#### Task to complete
A copy is needed of each line in the records that has the word "phản".

#### Entries from a dataset of interfaces
====
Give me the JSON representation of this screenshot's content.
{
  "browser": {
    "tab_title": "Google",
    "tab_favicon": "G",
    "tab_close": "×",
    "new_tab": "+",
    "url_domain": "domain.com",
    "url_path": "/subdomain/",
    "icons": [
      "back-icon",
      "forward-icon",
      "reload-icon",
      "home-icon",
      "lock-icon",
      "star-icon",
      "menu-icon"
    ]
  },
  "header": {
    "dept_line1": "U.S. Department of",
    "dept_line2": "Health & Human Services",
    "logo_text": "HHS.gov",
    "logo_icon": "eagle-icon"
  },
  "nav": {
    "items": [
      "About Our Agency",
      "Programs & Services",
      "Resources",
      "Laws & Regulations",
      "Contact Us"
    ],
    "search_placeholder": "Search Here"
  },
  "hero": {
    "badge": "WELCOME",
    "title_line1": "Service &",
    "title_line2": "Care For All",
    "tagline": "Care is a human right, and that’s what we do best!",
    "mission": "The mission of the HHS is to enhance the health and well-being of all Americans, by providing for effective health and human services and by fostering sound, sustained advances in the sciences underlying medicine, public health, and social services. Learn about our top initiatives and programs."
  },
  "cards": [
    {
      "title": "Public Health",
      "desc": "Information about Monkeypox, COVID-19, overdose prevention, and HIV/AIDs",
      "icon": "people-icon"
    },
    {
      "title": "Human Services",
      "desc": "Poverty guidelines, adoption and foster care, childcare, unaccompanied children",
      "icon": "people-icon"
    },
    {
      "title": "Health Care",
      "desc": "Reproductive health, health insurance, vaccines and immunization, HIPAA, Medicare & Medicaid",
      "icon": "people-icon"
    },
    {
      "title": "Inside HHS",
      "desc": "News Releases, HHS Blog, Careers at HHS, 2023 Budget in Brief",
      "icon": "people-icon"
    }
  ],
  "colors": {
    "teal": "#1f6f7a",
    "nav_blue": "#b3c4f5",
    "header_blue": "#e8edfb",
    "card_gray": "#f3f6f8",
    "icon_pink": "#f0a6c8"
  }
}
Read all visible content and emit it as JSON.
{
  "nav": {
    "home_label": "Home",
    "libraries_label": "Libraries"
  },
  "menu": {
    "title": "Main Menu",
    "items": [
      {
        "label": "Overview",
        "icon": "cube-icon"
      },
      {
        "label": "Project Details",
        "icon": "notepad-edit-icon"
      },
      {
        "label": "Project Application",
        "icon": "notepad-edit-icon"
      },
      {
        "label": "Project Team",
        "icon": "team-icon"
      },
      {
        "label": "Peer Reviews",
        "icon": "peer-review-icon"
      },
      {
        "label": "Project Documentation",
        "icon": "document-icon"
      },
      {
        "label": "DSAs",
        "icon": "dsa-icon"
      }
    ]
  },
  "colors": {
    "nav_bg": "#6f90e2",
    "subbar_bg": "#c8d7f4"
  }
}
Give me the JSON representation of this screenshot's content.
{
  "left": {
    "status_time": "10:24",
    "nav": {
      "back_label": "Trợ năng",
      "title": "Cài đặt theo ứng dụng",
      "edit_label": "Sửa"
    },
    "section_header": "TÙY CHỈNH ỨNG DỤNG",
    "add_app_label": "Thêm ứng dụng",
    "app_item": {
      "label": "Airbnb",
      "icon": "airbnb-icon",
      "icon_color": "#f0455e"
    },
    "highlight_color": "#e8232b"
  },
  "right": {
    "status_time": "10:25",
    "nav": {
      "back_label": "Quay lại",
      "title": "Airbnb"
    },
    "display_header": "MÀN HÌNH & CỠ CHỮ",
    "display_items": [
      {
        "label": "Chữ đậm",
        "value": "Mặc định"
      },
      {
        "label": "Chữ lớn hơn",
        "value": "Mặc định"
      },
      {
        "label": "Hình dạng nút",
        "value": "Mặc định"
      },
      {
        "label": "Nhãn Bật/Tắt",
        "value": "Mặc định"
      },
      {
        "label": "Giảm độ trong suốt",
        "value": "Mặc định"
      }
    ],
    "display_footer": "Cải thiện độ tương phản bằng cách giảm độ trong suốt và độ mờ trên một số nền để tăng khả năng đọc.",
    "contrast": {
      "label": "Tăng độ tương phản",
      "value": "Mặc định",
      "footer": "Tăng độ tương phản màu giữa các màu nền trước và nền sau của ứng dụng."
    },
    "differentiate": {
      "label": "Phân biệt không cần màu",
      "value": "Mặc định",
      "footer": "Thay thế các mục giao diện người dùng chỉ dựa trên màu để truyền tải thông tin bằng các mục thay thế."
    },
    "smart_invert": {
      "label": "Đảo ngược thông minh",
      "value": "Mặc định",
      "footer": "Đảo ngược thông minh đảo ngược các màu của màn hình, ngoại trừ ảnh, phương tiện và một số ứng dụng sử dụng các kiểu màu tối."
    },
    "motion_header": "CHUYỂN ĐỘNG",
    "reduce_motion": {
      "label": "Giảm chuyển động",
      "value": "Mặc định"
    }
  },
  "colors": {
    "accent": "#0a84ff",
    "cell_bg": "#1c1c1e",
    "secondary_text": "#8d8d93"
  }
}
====
#### Written response
    "display_footer": "Cải thiện độ tương phản bằng cách giảm độ trong suốt và độ mờ trên một số nền để tăng khả năng đọc.",
      "label": "Tăng độ tương phản",
      "footer": "Tăng độ tương phản màu giữa các màu nền trước và nền sau của ứng dụng."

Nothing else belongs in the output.